◆ TRY IT
Gather all lines from the material that contain "data".

◆ RECORDS
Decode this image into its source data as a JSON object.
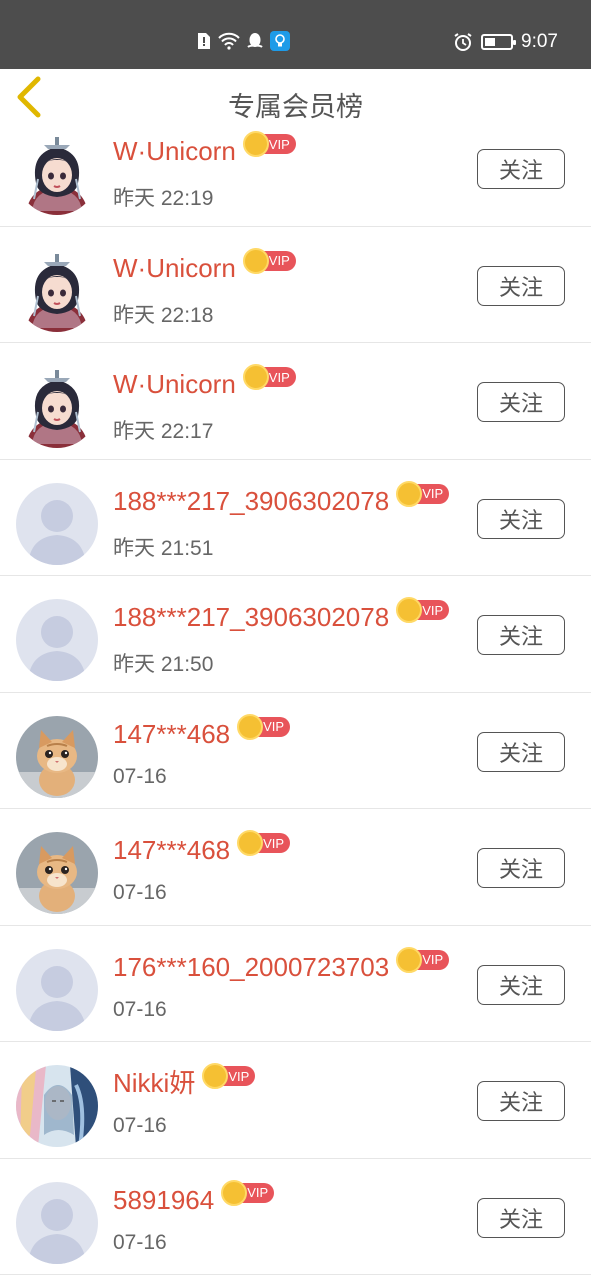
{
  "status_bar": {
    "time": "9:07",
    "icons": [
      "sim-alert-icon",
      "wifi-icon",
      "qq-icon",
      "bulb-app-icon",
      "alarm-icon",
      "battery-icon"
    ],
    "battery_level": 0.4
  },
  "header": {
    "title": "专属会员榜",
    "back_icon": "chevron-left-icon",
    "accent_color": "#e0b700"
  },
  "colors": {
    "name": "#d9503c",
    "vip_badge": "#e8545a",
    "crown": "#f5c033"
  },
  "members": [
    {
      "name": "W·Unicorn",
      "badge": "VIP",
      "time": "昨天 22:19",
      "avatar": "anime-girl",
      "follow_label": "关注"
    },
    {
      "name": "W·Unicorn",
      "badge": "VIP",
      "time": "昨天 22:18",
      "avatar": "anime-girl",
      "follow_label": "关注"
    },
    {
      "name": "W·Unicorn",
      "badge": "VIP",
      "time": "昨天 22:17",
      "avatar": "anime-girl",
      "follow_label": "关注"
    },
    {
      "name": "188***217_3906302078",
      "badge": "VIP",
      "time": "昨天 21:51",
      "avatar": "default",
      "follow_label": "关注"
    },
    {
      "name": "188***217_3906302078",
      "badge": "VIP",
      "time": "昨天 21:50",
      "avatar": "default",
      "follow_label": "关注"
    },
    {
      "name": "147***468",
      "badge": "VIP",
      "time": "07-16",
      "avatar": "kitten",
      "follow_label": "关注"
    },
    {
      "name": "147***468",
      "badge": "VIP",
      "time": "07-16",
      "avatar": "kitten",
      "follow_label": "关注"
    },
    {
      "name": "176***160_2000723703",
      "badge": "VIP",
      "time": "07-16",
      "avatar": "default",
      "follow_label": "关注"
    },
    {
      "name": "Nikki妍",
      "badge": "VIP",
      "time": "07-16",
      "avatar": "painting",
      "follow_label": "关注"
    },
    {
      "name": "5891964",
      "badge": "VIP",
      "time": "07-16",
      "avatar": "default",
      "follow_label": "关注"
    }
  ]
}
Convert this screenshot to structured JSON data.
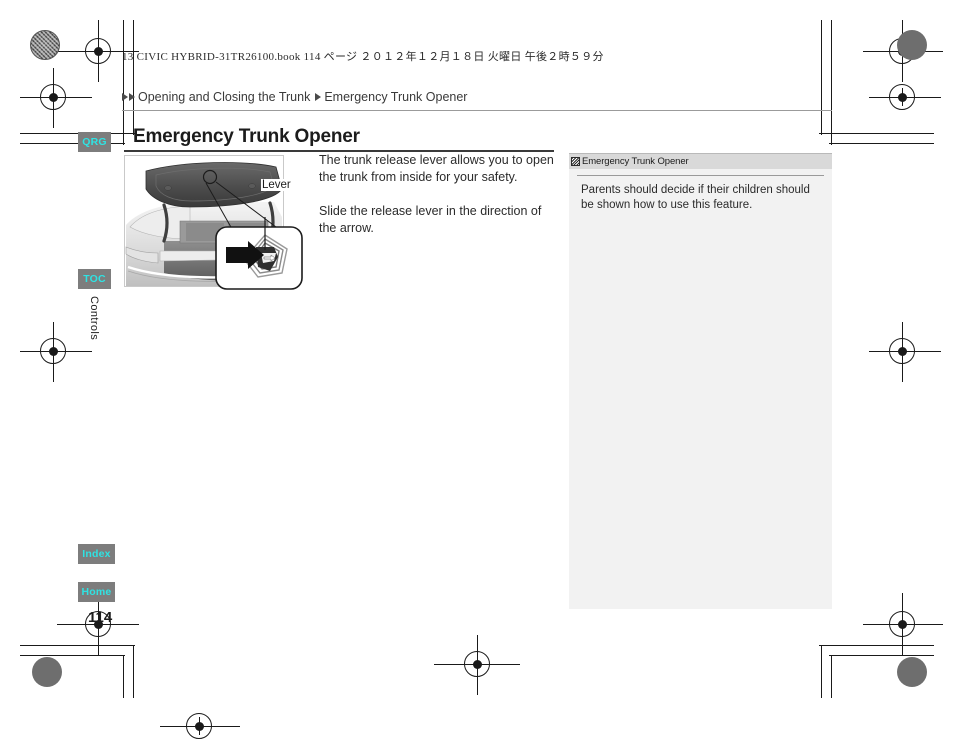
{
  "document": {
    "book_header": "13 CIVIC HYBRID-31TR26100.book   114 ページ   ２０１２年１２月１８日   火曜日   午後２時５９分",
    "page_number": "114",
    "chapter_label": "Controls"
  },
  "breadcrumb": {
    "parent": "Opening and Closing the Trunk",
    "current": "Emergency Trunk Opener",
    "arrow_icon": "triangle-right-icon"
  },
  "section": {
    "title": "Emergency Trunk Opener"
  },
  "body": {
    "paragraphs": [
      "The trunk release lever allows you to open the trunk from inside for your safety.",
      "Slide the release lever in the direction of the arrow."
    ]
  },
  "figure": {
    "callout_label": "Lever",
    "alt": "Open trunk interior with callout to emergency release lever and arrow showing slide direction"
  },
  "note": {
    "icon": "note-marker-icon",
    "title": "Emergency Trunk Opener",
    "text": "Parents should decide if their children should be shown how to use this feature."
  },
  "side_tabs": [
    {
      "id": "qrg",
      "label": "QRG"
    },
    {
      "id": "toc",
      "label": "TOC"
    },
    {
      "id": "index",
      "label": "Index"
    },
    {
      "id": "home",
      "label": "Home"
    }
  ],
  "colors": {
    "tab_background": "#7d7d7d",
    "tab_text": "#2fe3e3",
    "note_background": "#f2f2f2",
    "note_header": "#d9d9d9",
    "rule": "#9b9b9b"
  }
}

◆ RESPONSE TO THIS TASK
Decode this image into its source data as a JSON object.
Convert this screenshot to structured JSON data.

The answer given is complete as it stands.